Whenever I treat a client, I take a full history, using assessments akin to my nursing work, I write notes and keep them confidentially locked away. I take confidentiality very seriously, adhering to ethics and respect at all times. I never claim to be able to cure anyone of anything. If you ever visit a reiki therapist who makes these kind of claims, walk away from them immediately.
Finally, and importantly, is the subject of money. I don't always charge people. I am often asked by friends and family to give reiki - if I do it's free or at a greatly reduced rate for close friends. For clients I  often under-charge, not because I don't value my work, but because I feel inclined to do so if I know they cannot afford to pay me. For others I combine my work as a mindfulness coach with the session to help the client in a broader sense, encouraging them to take on an interactive role in their own healing. After all, it's their body, they know how they feel. I facilitate the process of being able to tune in to themselves mindfully and work on self-care.
So does reiki work? Not, it would seem, for everyone - some of those I have treated have reported no effects whatsoever. Others have felt amazing results from the treatments. All I can say, is that although I am on the fence, I am leaning more to one side than the other, with the label of weirdness a factor in my leanings. But then again, what's wrong about being weird?!

Thursday, 29 June 2017


Food bank use is on the increase.

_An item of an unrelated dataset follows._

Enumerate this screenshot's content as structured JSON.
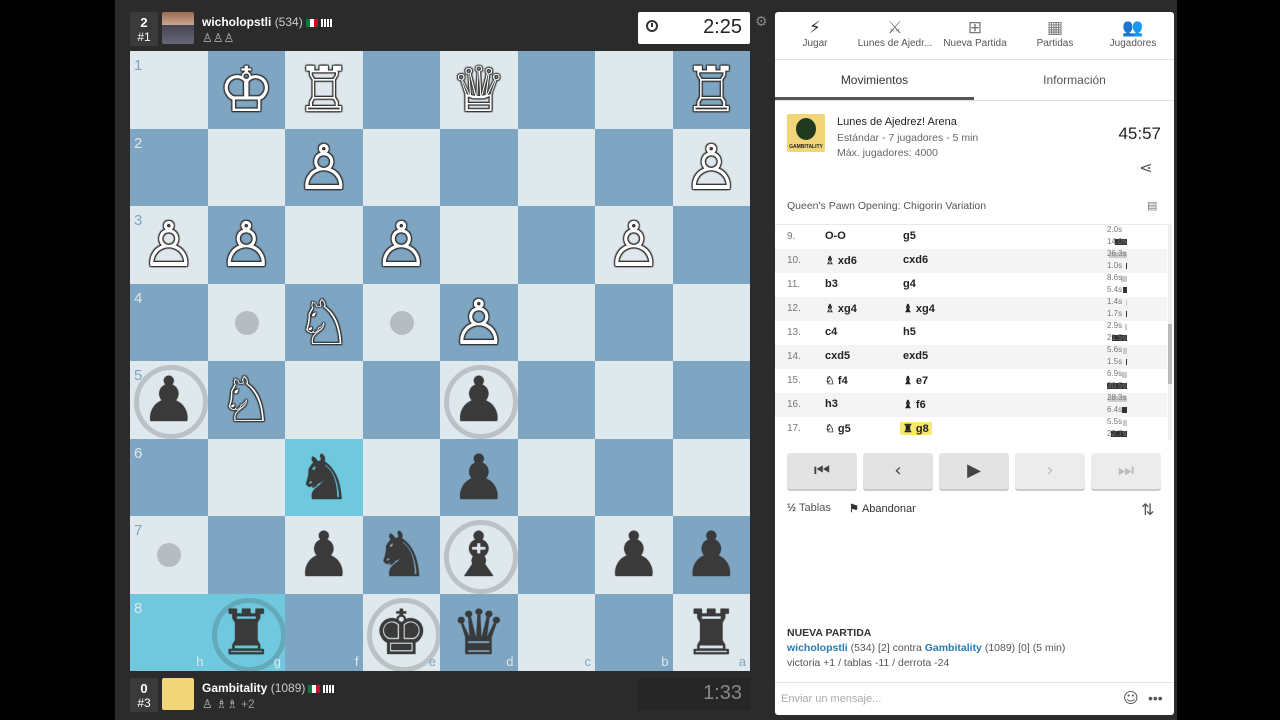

The 2016-17 report from The Trussell Trust, a charity which run projects in communities which aim to reduce poverty, gave out 1,182,954 three-day emergency food parcels last year, a rise of 6% on 2015-16, and of which 436,938 went to children. The Trust's data shows that low income, changes to benefits and delays are cited as the main reasons for referrals to a foodbank. Other reasons include homelessness, debt, school holiday meals and domestic abuse. Go here for the key findings of the report.
In my local town of Swanage, Dorset, a quaint little Victorian town, the local foodbank is run by the Churches Together. I contacted the organisation today and spoke to Katrina, one of the volunteers. She spoke about how they help people from all walks of life; that they tend to use once, are very grateful for the food that is distributed; some needlessly feel a sense of shame about needing to use a foodbank.

As the school summer holidays approach, I am mindful that there are going to be children who will be going hungry, because they won't be receiving their free school meals entitlement. So I am launching #foodforthought - a campaign around food donations to local foodbanks around the United Kingdom.

#foodforthought asks that you add a tin or dried food item to your supermarket foodbank collection each week, or get in touch with your local foodbank to donate, in the next few weeks leading up to the start of the school summer holidays. In Scotland, some of the schools have already started their holidays. Donating something extra to your foodbank whilst you do your regular shop will help to manage the increasing need for access to support.

I've spoken in the past about how I experienced homelessness as a child; my birthday was at the end of April, so I asked for friends, family and people who follow my pages on twitter and facebook to consider putting some food into their local foodbank as a present for me. I'm pleased that a fair number of people did do this! One of my memories of homelessness was how hungry I was during school holidays when I didn't have access to food during the day, and where living in a seaside town, surrounded by cafes, ice-cream parlours, and fish and chip shops made me notice just how hungry I was.
Please help wherever you can, and share the #foodforthought idea to reach as many as possible, to help as many foodbank users as possible.

Thank you.